It depends on where you are, and what you mean by reliable. Generally they're pretty good, particularly on more popular routes and between tourist destinations. Prices are set and you and your belongings will be pretty safe. Different kinds of vehicles are used, generally dependent on the usual volume of passengers, the distance to be travelled and the quality of the roads. These encompass everything from large VIP buses (just a marginally more modern bus than usual, often with air-con but not on the same scale as Thailand's VIPs) through smaller Chinese buses to trucks to songthaews of varying sizes and small jumbos which are really just overgrown tuk tuks.
Departure times are often dependant on the number of passengers; waiting until there are enough before leaving. Be sure to get on early to make sure you have a seat, as small plastic stools (or bags of rice) will be placed in the aisles for unseated passengers… which is better in turn than standing room only. The Lao idea of full to capacity is very different to the western one. Toilet stops on a bus will often be very brief and near a convenient clump of bushes by the side of the road. Longer journeys will be broken up at mealtimes with stops at roadside cafes, where the staple is either noodle soup or steamed rice with a selection of pre-cooked stir fry dishes to choose from. Vegetarian options are often limited, and if you're strict you should bring your own food.
Some larger journeys are joined together to make extremely long distances to travel (for example Vientiane to Luang Prabang to Sam Neua). One bus driver does the whole journey, perhaps stopping for a short nap on the way. Departure times will vary greatly, depending on how long the incoming leg has taken, and can sometimes be already full when it arrives.
Public travel, particularly on the more cramped songthaews, really gives an opportunity to get friendly with some locals and experience the Lao way of life.

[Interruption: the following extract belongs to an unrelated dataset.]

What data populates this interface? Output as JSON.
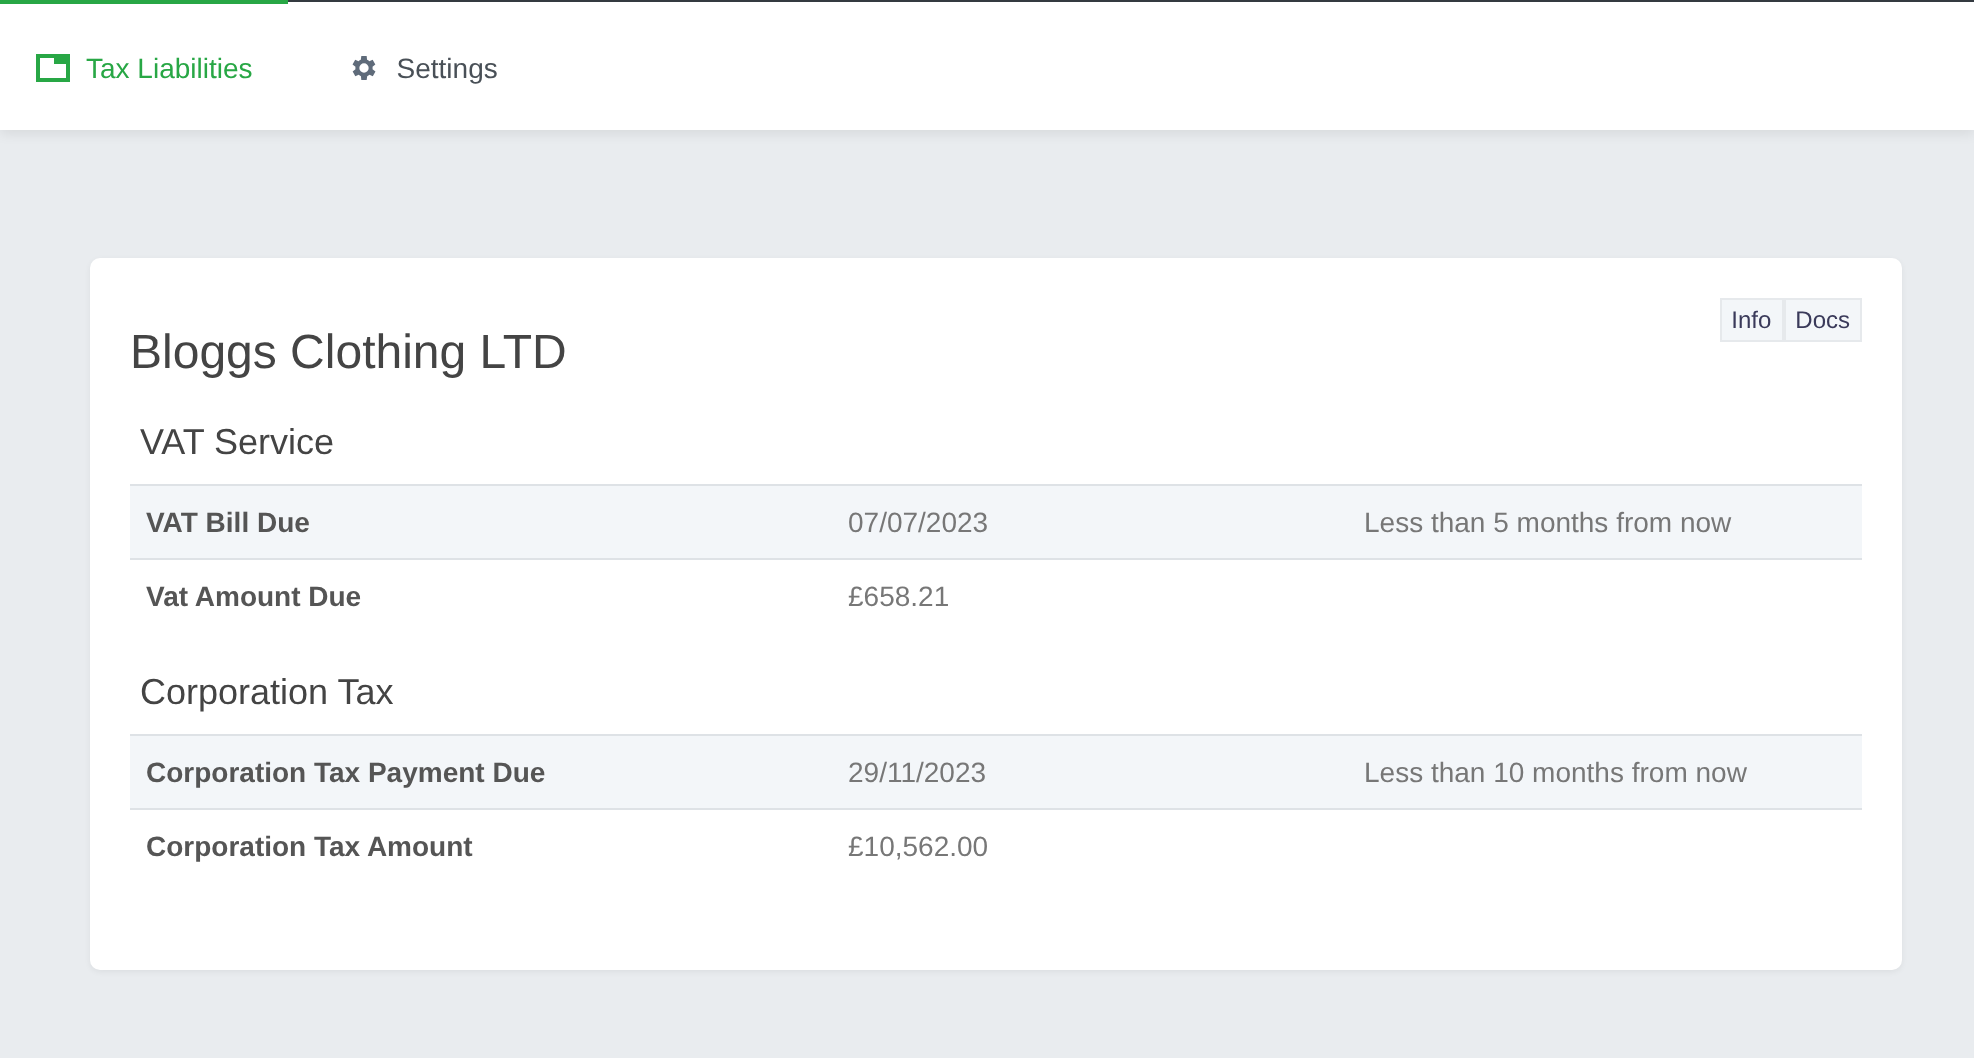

Please find below some of the more frequently asked questions (FAQ) people have about travelling to Laos. We've tried to answer all the most frequently asked questions, but if you have another query about Laos, please try our Travelfish messageboard.
Is it possible to rent rooms or dormitories for longer periods of time while travelling in Laos?
Rooms: Is a fan room ok, or should I budget for air-on?
Should I take my own padlock for the door of my room while travelling in Laos?
What should I do if a bag is stolen from my room or dormitory while travelling in Laos?
What standard of accommodation can I expect for US$5 in Laos?
Why are there so few dormitories in Laos?
Why are there so few hostels in Laos?
Can I drink the tap water in Laos?
How can I avoid MSG in Laos?
How do I avoid peanuts in Laos?
I have a food allergy -- what should I do when travelling in Laos?
Is there good vegetarian food in Laos?
Is western food available in Laos?
Are credit cards accepted in Laos?
Are there ATMs in Laos?
Can I send money out of Laos?
How can I have money sent to me in Laos?
Should I bring travellers cheques, credit/debit cards or cash to Laos?
Should I tip in Laos?